And the giant farms are a disaster all around. The Humane Society of the U.S. (HSUS) reports, "The livestock industry’s claim that a productive animal is, by nature, a healthy one is extremely deceptive. The reality is that drugs, hormones, and other chemicals are routinely administered to animals in intensive confinement systems to mask stress and disease and to speed growth. In addition, farm animals have been selectively bred for productivity at the expense of their well-being, and they quickly become worn out. Hundreds of thousands of these animals die every day. Physical disorders brought on by exhaustive production demands are common.
"What’s more," HSUS adds, "dust and toxic gases accumulate in crowded, enclosed systems, causing respiratory diseases and death. Agricultural animal disease annually costs $17 billion in the U.S. Such huge losses are considered acceptable because factory farm profits depend on overall output and the optimal use of space and equipment—not on the well-being of individual animals."
The large farms are a growing human health concern. The New York Times reports, "A growing number of scientists and public health officials around the country say they have traced a variety of health problems faced by neighbors of huge industrial farms to vast amounts of concentrated animal waste, which emit toxic gases while collecting in open-air cesspools or evaporating through sprays. The gases, hydrogen sulfide and ammonia, are poisonous

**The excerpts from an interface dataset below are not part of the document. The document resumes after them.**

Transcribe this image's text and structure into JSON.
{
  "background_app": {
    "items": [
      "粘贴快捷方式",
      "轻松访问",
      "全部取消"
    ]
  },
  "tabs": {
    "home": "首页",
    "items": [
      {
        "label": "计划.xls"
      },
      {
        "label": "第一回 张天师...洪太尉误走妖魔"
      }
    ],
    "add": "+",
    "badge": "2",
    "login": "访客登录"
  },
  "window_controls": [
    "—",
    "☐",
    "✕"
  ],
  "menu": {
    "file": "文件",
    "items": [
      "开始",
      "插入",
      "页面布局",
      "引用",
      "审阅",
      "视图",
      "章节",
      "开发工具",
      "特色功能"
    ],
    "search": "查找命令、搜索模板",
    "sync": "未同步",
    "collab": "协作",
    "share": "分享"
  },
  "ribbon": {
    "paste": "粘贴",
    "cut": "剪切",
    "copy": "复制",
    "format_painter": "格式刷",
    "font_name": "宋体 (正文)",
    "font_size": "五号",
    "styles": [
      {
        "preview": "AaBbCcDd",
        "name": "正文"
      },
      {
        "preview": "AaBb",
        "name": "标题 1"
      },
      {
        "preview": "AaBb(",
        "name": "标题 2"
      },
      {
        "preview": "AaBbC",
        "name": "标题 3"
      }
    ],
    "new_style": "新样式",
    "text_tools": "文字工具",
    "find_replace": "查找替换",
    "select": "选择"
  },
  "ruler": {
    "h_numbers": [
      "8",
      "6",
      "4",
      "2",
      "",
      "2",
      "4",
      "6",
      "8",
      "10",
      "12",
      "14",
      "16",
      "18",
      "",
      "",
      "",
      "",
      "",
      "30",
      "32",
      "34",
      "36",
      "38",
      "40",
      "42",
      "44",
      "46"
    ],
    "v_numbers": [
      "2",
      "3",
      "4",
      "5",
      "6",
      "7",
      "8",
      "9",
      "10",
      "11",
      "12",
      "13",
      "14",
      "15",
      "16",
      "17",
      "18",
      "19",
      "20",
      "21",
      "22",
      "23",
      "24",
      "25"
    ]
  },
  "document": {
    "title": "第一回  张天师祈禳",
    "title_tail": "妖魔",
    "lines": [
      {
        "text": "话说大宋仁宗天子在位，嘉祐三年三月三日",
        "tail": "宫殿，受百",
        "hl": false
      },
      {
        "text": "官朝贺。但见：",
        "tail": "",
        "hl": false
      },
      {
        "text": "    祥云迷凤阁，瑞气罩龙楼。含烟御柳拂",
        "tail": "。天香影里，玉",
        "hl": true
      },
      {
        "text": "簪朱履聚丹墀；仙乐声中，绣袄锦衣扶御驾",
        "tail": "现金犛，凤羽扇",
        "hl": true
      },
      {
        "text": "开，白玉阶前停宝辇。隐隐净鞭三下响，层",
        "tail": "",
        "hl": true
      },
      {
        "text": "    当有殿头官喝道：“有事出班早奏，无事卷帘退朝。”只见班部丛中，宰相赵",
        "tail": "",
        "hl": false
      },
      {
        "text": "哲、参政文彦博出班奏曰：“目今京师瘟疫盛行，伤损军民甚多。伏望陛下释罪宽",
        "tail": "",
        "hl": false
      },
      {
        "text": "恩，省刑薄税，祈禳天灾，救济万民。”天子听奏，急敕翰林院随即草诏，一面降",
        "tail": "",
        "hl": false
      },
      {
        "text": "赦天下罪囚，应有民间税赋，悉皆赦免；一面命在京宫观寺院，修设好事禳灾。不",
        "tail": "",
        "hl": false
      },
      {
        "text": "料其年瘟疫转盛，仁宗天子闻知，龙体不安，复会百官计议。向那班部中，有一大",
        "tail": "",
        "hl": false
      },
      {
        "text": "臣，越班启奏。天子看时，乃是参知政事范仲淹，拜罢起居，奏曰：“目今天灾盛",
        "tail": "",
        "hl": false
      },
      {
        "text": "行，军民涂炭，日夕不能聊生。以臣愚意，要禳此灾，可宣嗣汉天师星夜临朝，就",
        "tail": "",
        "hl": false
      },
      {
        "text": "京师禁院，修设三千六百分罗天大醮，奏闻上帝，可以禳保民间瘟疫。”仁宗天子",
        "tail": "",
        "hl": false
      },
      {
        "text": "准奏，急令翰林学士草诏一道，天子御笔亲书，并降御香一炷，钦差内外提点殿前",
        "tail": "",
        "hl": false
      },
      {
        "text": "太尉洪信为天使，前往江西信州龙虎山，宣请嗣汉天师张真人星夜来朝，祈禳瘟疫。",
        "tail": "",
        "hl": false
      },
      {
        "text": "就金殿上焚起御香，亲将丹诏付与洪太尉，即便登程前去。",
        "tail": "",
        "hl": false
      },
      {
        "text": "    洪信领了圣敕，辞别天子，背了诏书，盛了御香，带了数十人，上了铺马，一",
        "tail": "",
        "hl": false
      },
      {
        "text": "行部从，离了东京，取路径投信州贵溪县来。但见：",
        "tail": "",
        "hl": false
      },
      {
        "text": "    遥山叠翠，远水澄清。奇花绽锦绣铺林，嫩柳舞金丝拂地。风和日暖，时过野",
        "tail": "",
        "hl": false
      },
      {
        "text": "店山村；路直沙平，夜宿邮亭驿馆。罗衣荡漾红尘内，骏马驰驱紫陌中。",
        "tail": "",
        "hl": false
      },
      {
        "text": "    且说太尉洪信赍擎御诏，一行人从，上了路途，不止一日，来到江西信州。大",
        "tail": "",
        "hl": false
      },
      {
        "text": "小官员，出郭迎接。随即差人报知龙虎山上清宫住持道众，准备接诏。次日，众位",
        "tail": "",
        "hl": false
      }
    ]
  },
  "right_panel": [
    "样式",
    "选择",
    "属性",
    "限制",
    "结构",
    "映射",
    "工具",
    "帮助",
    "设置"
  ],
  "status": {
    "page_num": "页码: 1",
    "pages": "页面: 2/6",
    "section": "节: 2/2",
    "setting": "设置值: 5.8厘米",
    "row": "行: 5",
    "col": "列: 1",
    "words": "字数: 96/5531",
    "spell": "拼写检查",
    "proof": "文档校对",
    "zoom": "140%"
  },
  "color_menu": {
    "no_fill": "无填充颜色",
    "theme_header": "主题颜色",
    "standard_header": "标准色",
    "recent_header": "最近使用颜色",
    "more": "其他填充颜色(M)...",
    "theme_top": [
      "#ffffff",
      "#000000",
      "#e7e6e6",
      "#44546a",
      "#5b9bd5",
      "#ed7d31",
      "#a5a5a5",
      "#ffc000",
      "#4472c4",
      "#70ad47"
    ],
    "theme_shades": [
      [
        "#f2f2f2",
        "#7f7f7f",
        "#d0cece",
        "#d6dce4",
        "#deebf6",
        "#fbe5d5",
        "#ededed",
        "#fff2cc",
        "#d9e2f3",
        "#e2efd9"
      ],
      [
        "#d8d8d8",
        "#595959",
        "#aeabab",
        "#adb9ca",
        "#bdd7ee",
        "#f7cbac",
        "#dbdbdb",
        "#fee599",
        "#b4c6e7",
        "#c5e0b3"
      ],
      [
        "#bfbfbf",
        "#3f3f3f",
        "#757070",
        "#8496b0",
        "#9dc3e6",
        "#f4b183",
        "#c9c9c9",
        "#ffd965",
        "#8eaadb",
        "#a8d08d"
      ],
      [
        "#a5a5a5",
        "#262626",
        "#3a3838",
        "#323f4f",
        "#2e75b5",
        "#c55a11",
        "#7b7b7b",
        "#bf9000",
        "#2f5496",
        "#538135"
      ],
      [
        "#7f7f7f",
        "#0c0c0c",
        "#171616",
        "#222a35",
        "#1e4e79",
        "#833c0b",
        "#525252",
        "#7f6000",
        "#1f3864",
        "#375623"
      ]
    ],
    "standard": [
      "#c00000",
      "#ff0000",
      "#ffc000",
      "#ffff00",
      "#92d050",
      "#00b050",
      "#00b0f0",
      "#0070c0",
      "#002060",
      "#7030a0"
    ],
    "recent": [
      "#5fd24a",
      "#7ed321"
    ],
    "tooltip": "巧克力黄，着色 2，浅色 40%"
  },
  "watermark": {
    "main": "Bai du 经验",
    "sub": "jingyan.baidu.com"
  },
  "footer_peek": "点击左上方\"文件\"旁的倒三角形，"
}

Livestock trade officials and Bush administration regulators say more study is needed before any cause and effect can be proved. But Dr. Kaye H. Kilburn, a professor at the University of Southern California who studies the effects of toxic chemicals on the brain, said evidence strongly supported a link between the farms and the illnesses."
Hog farms have their defenders, of course, including the Heartland and Hudson Institutes. Dennis and Alex Avery of the latter claim that corporate hog farms have not damaged North Carolina’s waterways. "Between 1985 and 1995, they report, "the hog population in [two North Carolina counties] increased tenfold, from 500,000 to 5.5 million animals. By 1997, this area accounted for 10 percent of the total U.S. swine inventory.”
The Raleigh News & Observer ran a Pulitzer Prize-winning five-article series in 1995 titled, "Boss Hog: North Carolina’s Pork Revolution," which raised concern about the "9.5 million tons" of hog waste coming from the "megalopolis of seven million animals that live in metal confinement barns" in eastern North Carolina. But the two Averys, citing Duke University studies, say that "there is still no evidence whatsoever that water quality has gotten worse in North Carolina." By suppressing the results of these studies, they charge, "the government of North Carolina effectively stole the great economic opportunity of hog farm expansion from some of its poorest citizens."
But South Dakota’s Rosebud Sioux have also realized that the revenue from corporate hog farms isn’t worth the pollution that comes with it. According to a report in Agribusiness Examiner, the Sioux were triumphant last year after the U.S. Supreme Court refused to get involved with the tribe’s rejection of what would have been the third-largest hog farm in the world, sucking up 1.7 million gallons of water from the Ogalalla Aquifer daily. What’s more, an appeals panel determined that Bell Farms was without legal standing to continue operation on the reservation, meaning that 48,000 hogs and their waste were to be moved off the reservation. Native American activist Winona LaDuke calls this "the first such industrial plant closure in history." But it probably won’t be the last.